The medieval world was terribly superstitious. Christian Europe was steeply entrenched in belief in witches, witchcraft, demons and evil spirits – and they believed that the evil powers could be brought into being and then harm others simply by thinking them. This led to accusations against the Jews such as “host desecration.” “Desecrating the host” means stealing the holy bread, the wafers, of the communion of the Church.
Throughout the history of the Jews in Europe, from about 1250 onward, pogroms happened on a regular basis for the sin of desecrating the host. And many Jews, under torture, confessed and implicated other Jews. (In medieval Europe a confession wasn’t considered authentic unless the accused was tortured. Thus extracted, anybody could be made to confess anything. It, therefore, went on without an end: one person accusing another to end their torture.)
They insisted that the Jews return the desecrated host. Of course, if there never was one to begin with how does one return it?
Another popular accusation was that Jews poisoned the wells. This accusation gained widespread acceptance when the Black Death, the bubonic plague, wracked Europe in the 1300s.
There were two forms of the plague: one spread by the fleas while another was a virus in the air. The idea that fleas or an airborne virus carried the plague was beyond the understanding of fourteenth century Europeans. Somebody had to be doing it. The scapegoat naturally became the Jews. How did the Jews do it? They poisoned the wells.
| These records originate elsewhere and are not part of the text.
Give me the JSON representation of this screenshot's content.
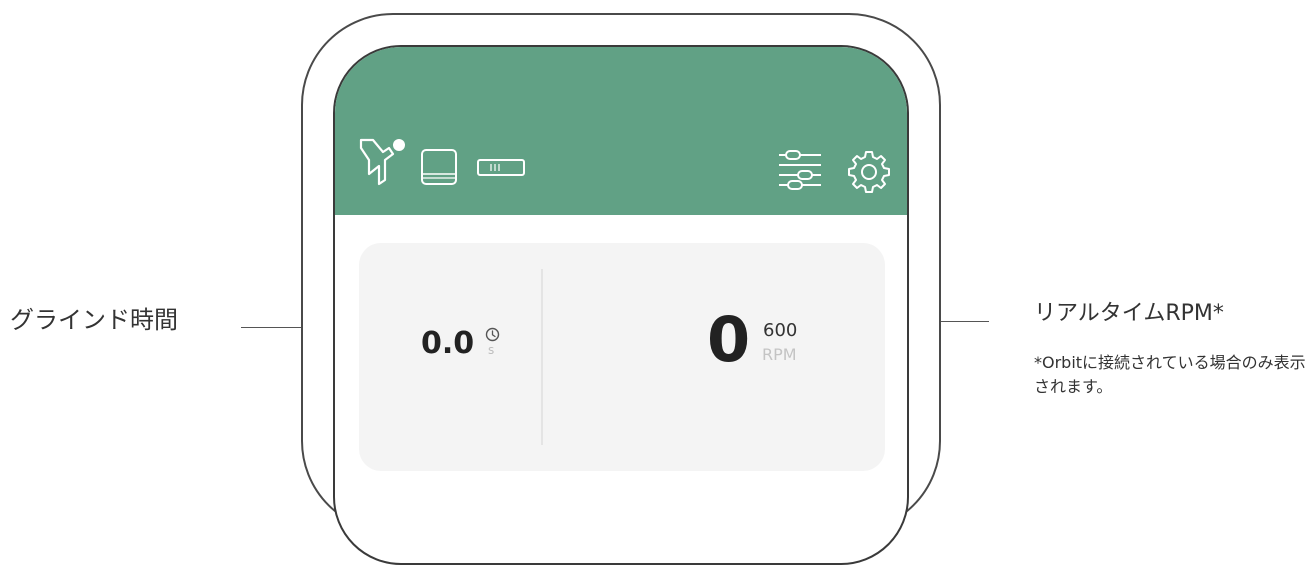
{
  "theme": {
    "accent": "#61a185",
    "card_bg": "#f4f4f4"
  },
  "header": {
    "left_icons": [
      "connection-status-icon",
      "tablet-icon",
      "battery-icon"
    ],
    "right_icons": [
      "sliders-icon",
      "gear-icon"
    ]
  },
  "card": {
    "grind_time": {
      "value": "0.0",
      "unit": "s",
      "icon": "clock-icon"
    },
    "rpm": {
      "value": "0",
      "target": "600",
      "unit": "RPM"
    }
  },
  "callouts": {
    "left": "グラインド時間",
    "right_title": "リアルタイムRPM*",
    "right_note": "*Orbitに接続されている場合のみ表示されます。"
  }
}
How did they know this? They tortured Jews until they confessed.
To protect themselves from Jews poisoning the wells, Christians set up guards around the wells… but the plague continued. If the wells were guarded, how did the Jews poison them? (That option that the Jews were not poisoning the wells was not considered.) They concluded that the Jews did it through Jewish thoughts or prayers.
We find echoes of the Black Death in Jewish custom and law even today. For instance, Jews have an old custom on the first day of Rosh Hashannah to go to a body of water, recite some prayers and symbolically cast one’s sins into the sea. Jewish law says one must go to a body of water which is outside the town. Many commentators say that in the time of the Black Death the custom became to do it at a private well or outside the city, not at a public well or inside the city, to reduce the chance of the Christians accusing the Jews of poisoning the well or, later, cursing the waters through magic incantations.
Once the Jews were accused of poisoning the wells, a wave of pogroms ensued. In January 1349, the entire Jewish community in the city of Basel was burned at the stake. The Jewish communities of Freiburg, Augsburg, Nurnberg, Munich, Konigsberg, Regensburg, and other centers, all were either exiled or burned. In Worms, in March 1349, the entire Jewish community committed suicide. In Cologne, the Jews were forced to flee.
In Mainz, which had the largest Jewish community in Europe, the Jews defended themselves against the mob and killed over 200 Christians. Then the Christians came to take revenge. On one day alone, on August 24, 1349, they killed 6,000 Jews in Mainz.
Of the 3,000 Jews in Erfurt, none survived the attack of the Christian mobs. By 1350, those Jews that survived the Black Death itself were destroyed by the ravages of the mobs. The Jewish communities in Antwerp and Brussels were entirely exterminated in 1350. There were almost no Jews left in Germany or the Low Countries by 1351.